#### DATA PROVIDED
——

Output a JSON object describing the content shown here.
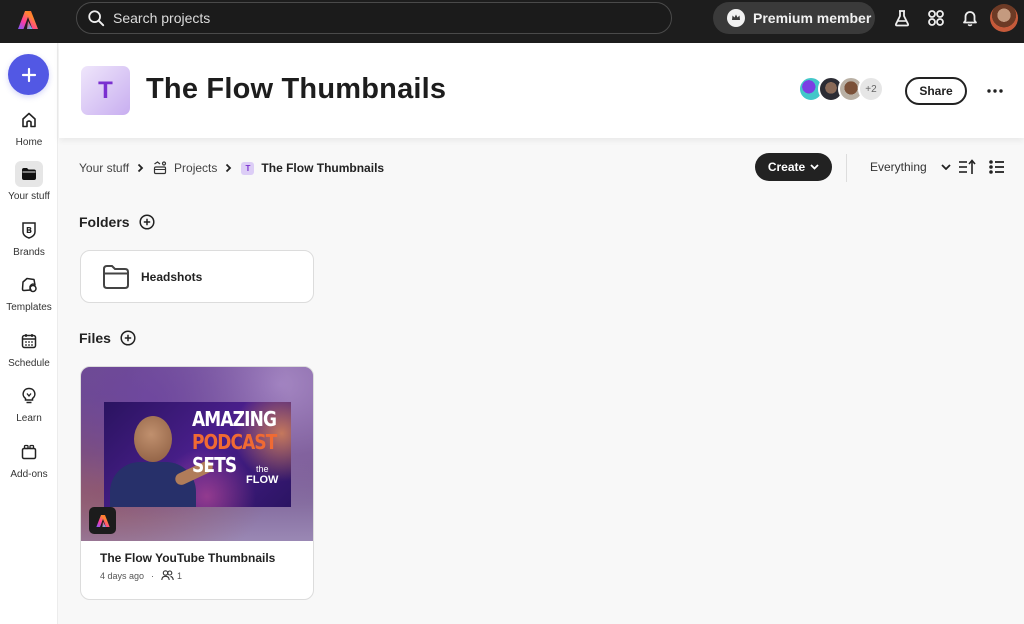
{
  "topbar": {
    "search_placeholder": "Search projects",
    "premium_label": "Premium member",
    "icons": [
      "labs-flask-icon",
      "apps-grid-icon",
      "notifications-bell-icon",
      "user-avatar"
    ]
  },
  "sidebar": {
    "create_label": "+",
    "items": [
      {
        "label": "Home",
        "icon": "home-icon",
        "active": false
      },
      {
        "label": "Your stuff",
        "icon": "folder-icon",
        "active": true
      },
      {
        "label": "Brands",
        "icon": "brand-icon",
        "active": false
      },
      {
        "label": "Templates",
        "icon": "templates-icon",
        "active": false
      },
      {
        "label": "Schedule",
        "icon": "calendar-icon",
        "active": false
      },
      {
        "label": "Learn",
        "icon": "lightbulb-icon",
        "active": false
      },
      {
        "label": "Add-ons",
        "icon": "addons-icon",
        "active": false
      }
    ]
  },
  "header": {
    "project_initial": "T",
    "title": "The Flow Thumbnails",
    "collaborators_extra": "+2",
    "share_label": "Share"
  },
  "breadcrumb": {
    "items": [
      "Your stuff",
      "Projects",
      "The Flow Thumbnails"
    ],
    "current_initial": "T"
  },
  "toolbar": {
    "create_label": "Create",
    "filter_label": "Everything"
  },
  "folders": {
    "title": "Folders",
    "items": [
      {
        "name": "Headshots"
      }
    ]
  },
  "files": {
    "title": "Files",
    "items": [
      {
        "name": "The Flow YouTube Thumbnails",
        "modified": "4 days ago",
        "collaborators": "1",
        "thumbnail": {
          "line1": "AMAZING",
          "line2": "PODCAST",
          "line3": "SETS",
          "brand_small": "the",
          "brand": "FLOW"
        }
      }
    ]
  },
  "colors": {
    "accent": "#5258e4",
    "topbar": "#1d1d1d",
    "project_badge": "#7a2fd0"
  }
}
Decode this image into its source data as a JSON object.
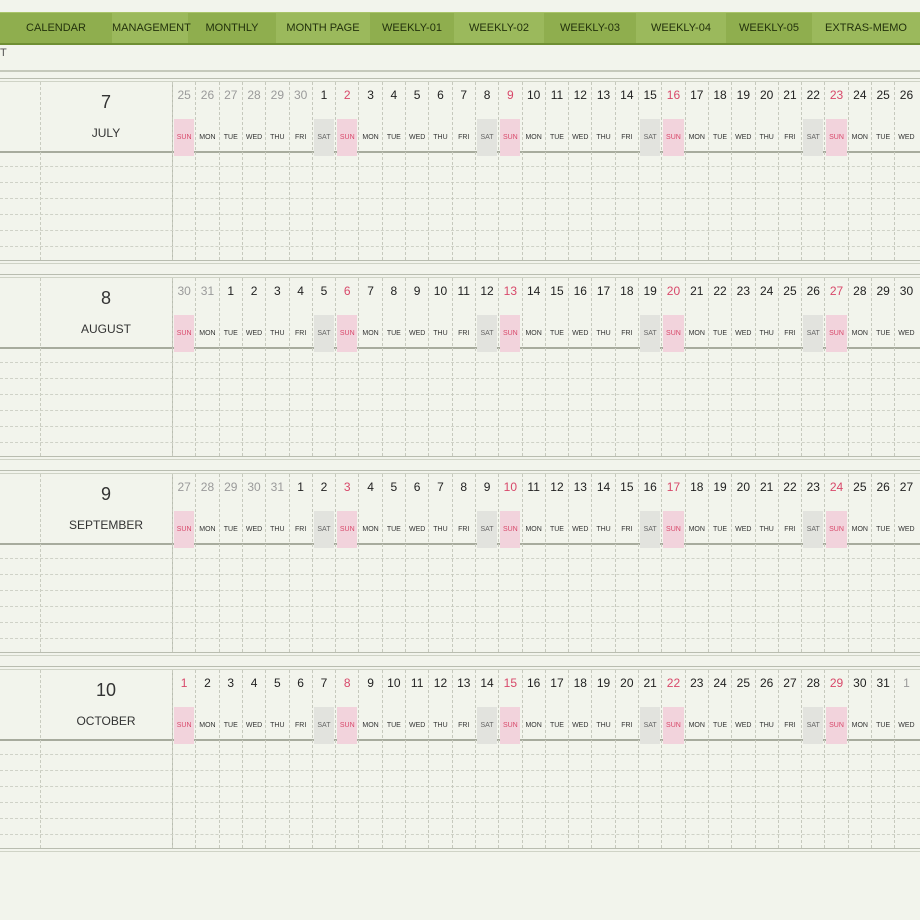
{
  "nav": {
    "tabs": [
      {
        "label": "CALENDAR"
      },
      {
        "label": "MANAGEMENT"
      },
      {
        "label": "MONTHLY"
      },
      {
        "label": "MONTH PAGE"
      },
      {
        "label": "WEEKLY-01"
      },
      {
        "label": "WEEKLY-02"
      },
      {
        "label": "WEEKLY-03"
      },
      {
        "label": "WEEKLY-04"
      },
      {
        "label": "WEEKLY-05"
      },
      {
        "label": "EXTRAS-MEMO"
      }
    ]
  },
  "subheader": {
    "fragment": "T"
  },
  "colors": {
    "nav": "#8fae4e",
    "sunday": "#d8486a",
    "sunday_bg": "#f2d3dc",
    "saturday_bg": "#e2e3de",
    "background": "#f2f4ec"
  },
  "months": [
    {
      "number": "7",
      "name": "JULY",
      "start_weekday": 0,
      "days": [
        {
          "n": "25",
          "other": true
        },
        {
          "n": "26",
          "other": true
        },
        {
          "n": "27",
          "other": true
        },
        {
          "n": "28",
          "other": true
        },
        {
          "n": "29",
          "other": true
        },
        {
          "n": "30",
          "other": true
        },
        {
          "n": "1"
        },
        {
          "n": "2"
        },
        {
          "n": "3"
        },
        {
          "n": "4"
        },
        {
          "n": "5"
        },
        {
          "n": "6"
        },
        {
          "n": "7"
        },
        {
          "n": "8"
        },
        {
          "n": "9"
        },
        {
          "n": "10"
        },
        {
          "n": "11"
        },
        {
          "n": "12"
        },
        {
          "n": "13"
        },
        {
          "n": "14"
        },
        {
          "n": "15"
        },
        {
          "n": "16"
        },
        {
          "n": "17"
        },
        {
          "n": "18"
        },
        {
          "n": "19"
        },
        {
          "n": "20"
        },
        {
          "n": "21"
        },
        {
          "n": "22"
        },
        {
          "n": "23"
        },
        {
          "n": "24"
        },
        {
          "n": "25"
        },
        {
          "n": "26"
        }
      ]
    },
    {
      "number": "8",
      "name": "AUGUST",
      "start_weekday": 0,
      "days": [
        {
          "n": "30",
          "other": true
        },
        {
          "n": "31",
          "other": true
        },
        {
          "n": "1"
        },
        {
          "n": "2"
        },
        {
          "n": "3"
        },
        {
          "n": "4"
        },
        {
          "n": "5"
        },
        {
          "n": "6"
        },
        {
          "n": "7"
        },
        {
          "n": "8"
        },
        {
          "n": "9"
        },
        {
          "n": "10"
        },
        {
          "n": "11"
        },
        {
          "n": "12"
        },
        {
          "n": "13"
        },
        {
          "n": "14"
        },
        {
          "n": "15"
        },
        {
          "n": "16"
        },
        {
          "n": "17"
        },
        {
          "n": "18"
        },
        {
          "n": "19"
        },
        {
          "n": "20"
        },
        {
          "n": "21"
        },
        {
          "n": "22"
        },
        {
          "n": "23"
        },
        {
          "n": "24"
        },
        {
          "n": "25"
        },
        {
          "n": "26"
        },
        {
          "n": "27"
        },
        {
          "n": "28"
        },
        {
          "n": "29"
        },
        {
          "n": "30"
        }
      ]
    },
    {
      "number": "9",
      "name": "SEPTEMBER",
      "start_weekday": 0,
      "days": [
        {
          "n": "27",
          "other": true
        },
        {
          "n": "28",
          "other": true
        },
        {
          "n": "29",
          "other": true
        },
        {
          "n": "30",
          "other": true
        },
        {
          "n": "31",
          "other": true
        },
        {
          "n": "1"
        },
        {
          "n": "2"
        },
        {
          "n": "3"
        },
        {
          "n": "4"
        },
        {
          "n": "5"
        },
        {
          "n": "6"
        },
        {
          "n": "7"
        },
        {
          "n": "8"
        },
        {
          "n": "9"
        },
        {
          "n": "10"
        },
        {
          "n": "11"
        },
        {
          "n": "12"
        },
        {
          "n": "13"
        },
        {
          "n": "14"
        },
        {
          "n": "15"
        },
        {
          "n": "16"
        },
        {
          "n": "17"
        },
        {
          "n": "18"
        },
        {
          "n": "19"
        },
        {
          "n": "20"
        },
        {
          "n": "21"
        },
        {
          "n": "22"
        },
        {
          "n": "23"
        },
        {
          "n": "24"
        },
        {
          "n": "25"
        },
        {
          "n": "26"
        },
        {
          "n": "27"
        }
      ]
    },
    {
      "number": "10",
      "name": "OCTOBER",
      "start_weekday": 0,
      "days": [
        {
          "n": "1"
        },
        {
          "n": "2"
        },
        {
          "n": "3"
        },
        {
          "n": "4"
        },
        {
          "n": "5"
        },
        {
          "n": "6"
        },
        {
          "n": "7"
        },
        {
          "n": "8"
        },
        {
          "n": "9"
        },
        {
          "n": "10"
        },
        {
          "n": "11"
        },
        {
          "n": "12"
        },
        {
          "n": "13"
        },
        {
          "n": "14"
        },
        {
          "n": "15"
        },
        {
          "n": "16"
        },
        {
          "n": "17"
        },
        {
          "n": "18"
        },
        {
          "n": "19"
        },
        {
          "n": "20"
        },
        {
          "n": "21"
        },
        {
          "n": "22"
        },
        {
          "n": "23"
        },
        {
          "n": "24"
        },
        {
          "n": "25"
        },
        {
          "n": "26"
        },
        {
          "n": "27"
        },
        {
          "n": "28"
        },
        {
          "n": "29"
        },
        {
          "n": "30"
        },
        {
          "n": "31"
        },
        {
          "n": "1",
          "other": true
        }
      ]
    }
  ],
  "weekdays": [
    "SUN",
    "MON",
    "TUE",
    "WED",
    "THU",
    "FRI",
    "SAT"
  ]
}
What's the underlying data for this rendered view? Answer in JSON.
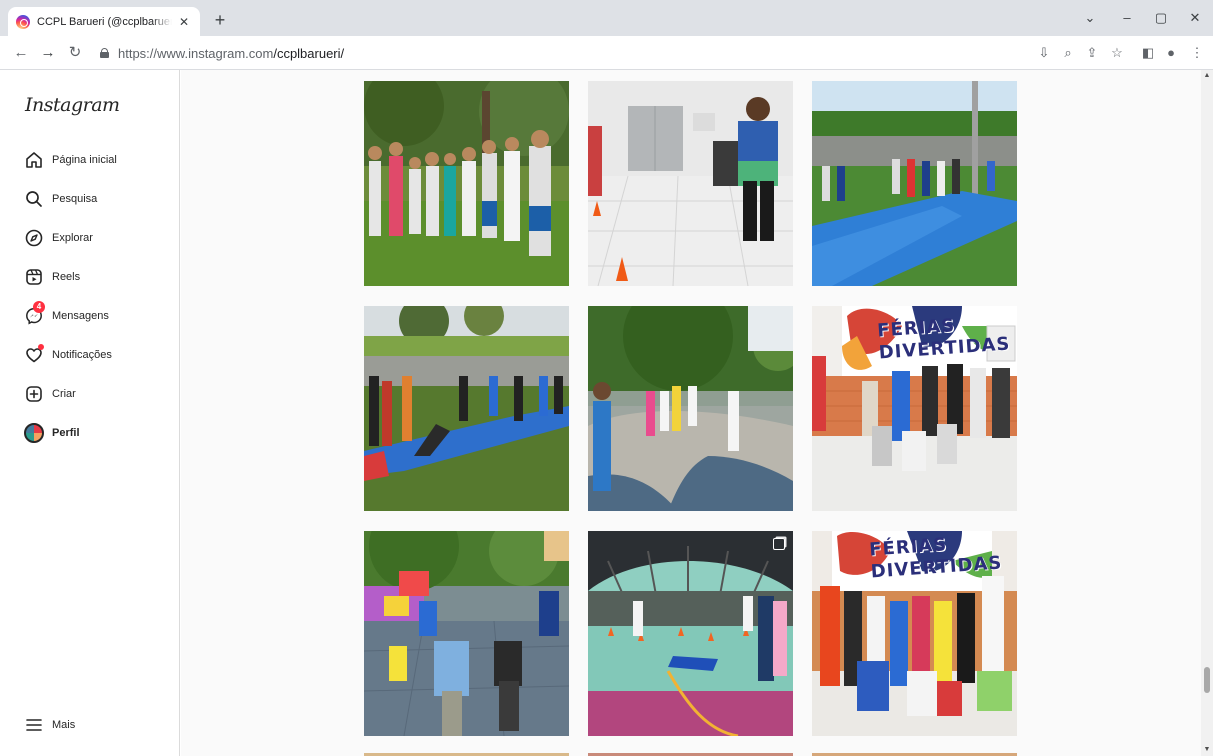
{
  "browser": {
    "tab_title": "CCPL Barueri (@ccplbarueri) • Fotos",
    "tab_close": "✕",
    "new_tab": "+",
    "url_host": "https://www.instagram.com",
    "url_path": "/ccplbarueri/"
  },
  "sidebar": {
    "logo": "Instagram",
    "items": [
      {
        "label": "Página inicial",
        "icon": "home-icon"
      },
      {
        "label": "Pesquisa",
        "icon": "search-icon"
      },
      {
        "label": "Explorar",
        "icon": "compass-icon"
      },
      {
        "label": "Reels",
        "icon": "reels-icon"
      },
      {
        "label": "Mensagens",
        "icon": "messenger-icon",
        "badge": "4"
      },
      {
        "label": "Notificações",
        "icon": "heart-icon"
      },
      {
        "label": "Criar",
        "icon": "plus-square-icon"
      },
      {
        "label": "Perfil",
        "icon": "avatar"
      }
    ],
    "more": "Mais"
  },
  "posts": [
    {
      "text": ""
    },
    {
      "text": ""
    },
    {
      "text": ""
    },
    {
      "text": ""
    },
    {
      "text": ""
    },
    {
      "text": "FÉRIAS\nDIVERTIDAS"
    },
    {
      "text": ""
    },
    {
      "text": ""
    },
    {
      "text": "FÉRIAS\nDIVERTIDAS"
    }
  ],
  "colors": {
    "accent": "#ff3040",
    "brand_text": "#262626",
    "feed_bg": "#fafafa"
  }
}
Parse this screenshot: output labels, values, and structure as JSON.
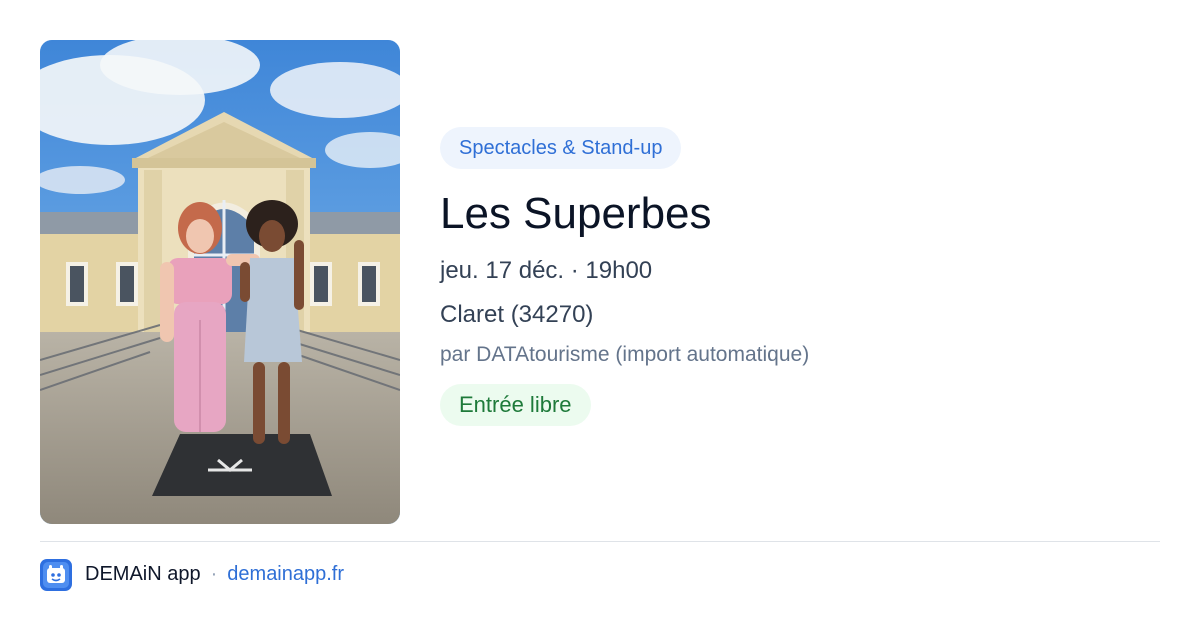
{
  "event": {
    "category": "Spectacles & Stand-up",
    "title": "Les Superbes",
    "datetime": "jeu. 17 déc. · 19h00",
    "location": "Claret (34270)",
    "source": "par DATAtourisme (import automatique)",
    "price": "Entrée libre",
    "photo_icon": "event-photo"
  },
  "footer": {
    "app_name": "DEMAiN app",
    "separator": "·",
    "link": "demainapp.fr",
    "app_icon": "demain-app-icon"
  },
  "colors": {
    "accent": "#2f6fd6",
    "category_chip_bg": "#eef4fd",
    "price_chip_bg": "#ecfbef",
    "price_text": "#1e7a3a",
    "title_text": "#0b1426",
    "muted_text": "#64748b",
    "divider": "#dfe3e8"
  }
}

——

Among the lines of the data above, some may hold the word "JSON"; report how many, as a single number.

#### RESPONSE TO THE EXERCISE
4